Thursday, 12 November 2009

How I got to know about Unserdeutsch

I was lucky enough to be the first linguist to document Rabaul Creole German/Unserdeutsch. In the late 1970s I was teaching German at Miami State High School on the Queensland Gold Coast in Australia. A new student, Yvonne, came to be registered at the school who wanted to take German. As usual, I spoke with her in German to see just how much German she spoke-- foreign language teaching standards varied greatly in Australian schools. I was surprised at how fluent her accent was and how comfortable she was trying to speak German, but how unusual her grammar was. When I asked where she had studied German, she said she had never studied it, but that her family spoke it "at home".

As she was a Black girl and "at home" was Papua New Guinea, this was a big surprise. I was a masters student in German at the University of Queensland with a strong interest in German dialects spoken by European emigrants in places like North America and Australia, but I had never heard of a German settler dialect spoken in Papua New Guinea.

As I got to know Yvonne and her family, I learned that this was a language very similar to Tok Pisin (PNG Pidgin English). They were kind enough to introduce me to other members of their community and to prepare me for a visit to Rabaul for fieldwork. I knew I had a topic for my thesis. I did not know how meeting Yvonne would change my life, as PNG became my home and the focus of my professional and personal lives.


  1. Friedel Martin FroweinThursday, 19 November, 2009

    Oh, you never told me this story. I always thought some Professor knew about it and sent you to PNG! This must have been so exciting!

  2. Yeah, it really was exciting once I realised that this was an entirely undocumented language. Serendipitous!

  3. Hi Craig,

    I'm Shiva, a friend of Jalal's from Adelaide. I study linguistics, on exchange at the Universität Stuttgart this semester, taking a class in contact linguistics and I'm doing my major paper on Unserdeutsch. The world is a small place! I must have been around some of these speakers while I was up in Cairns.. And Dr Mühlhäusler teaches at my university at home...

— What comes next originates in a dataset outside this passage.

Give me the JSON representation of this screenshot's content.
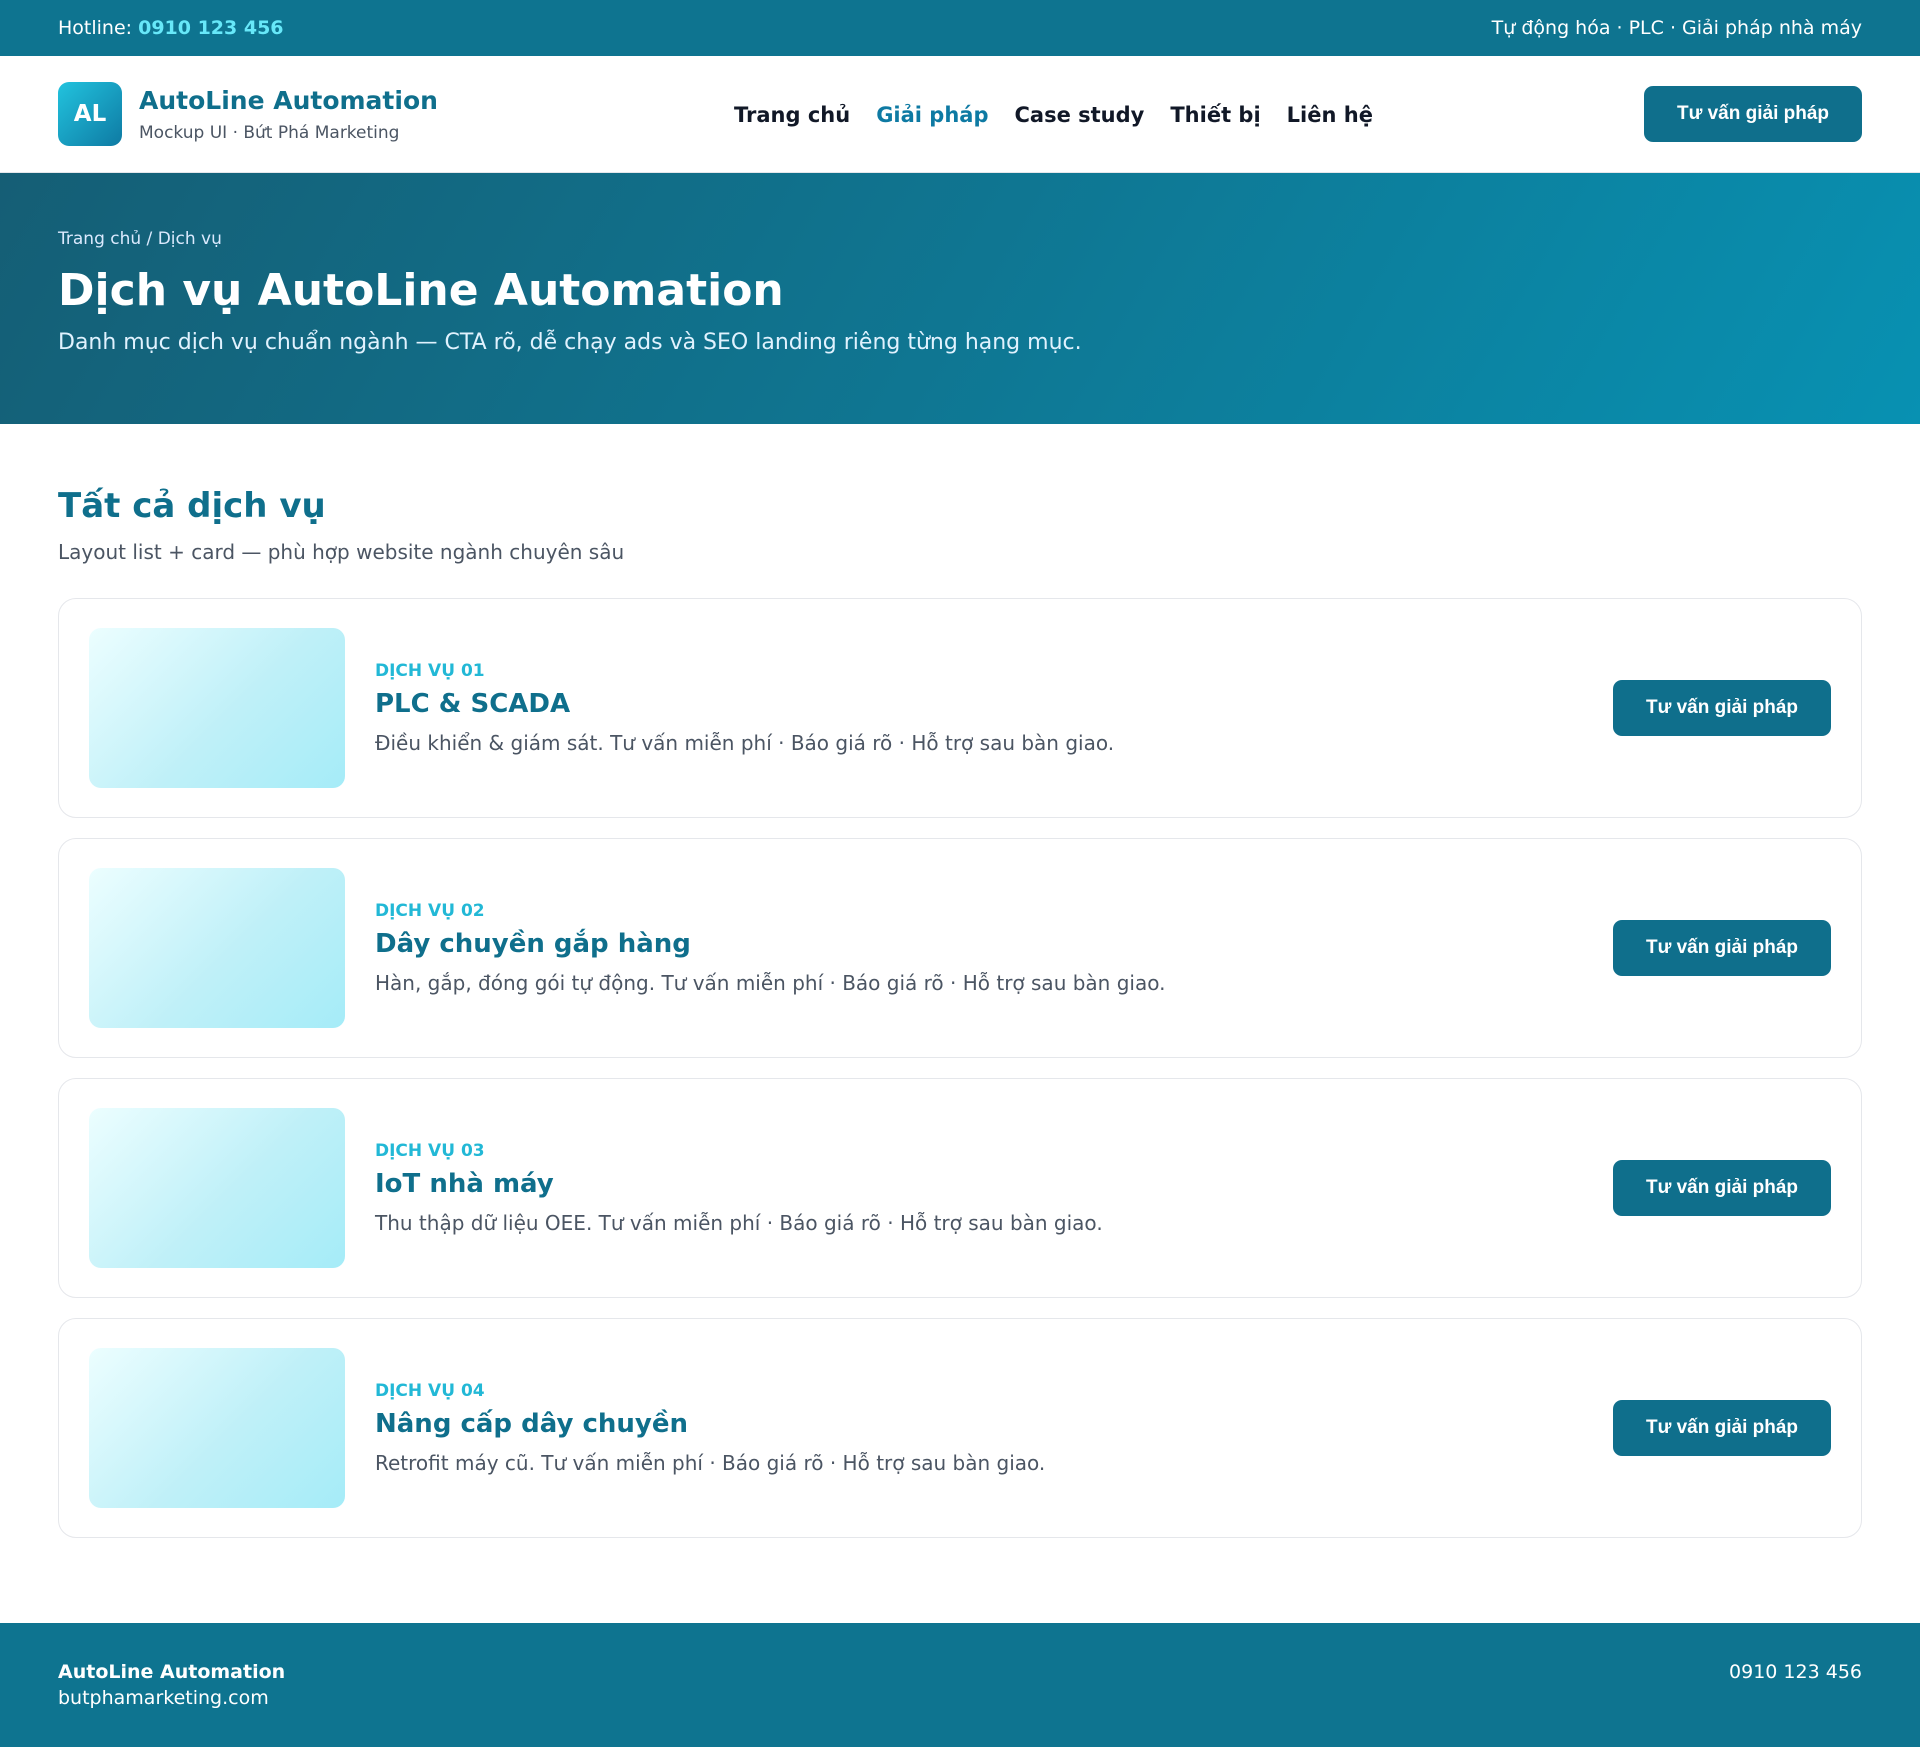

    Anyway, I found this page while looking around for info and thought I'd let you know that I am currently devouring your work !

    And agreed, your story does get points for exciting-ness :)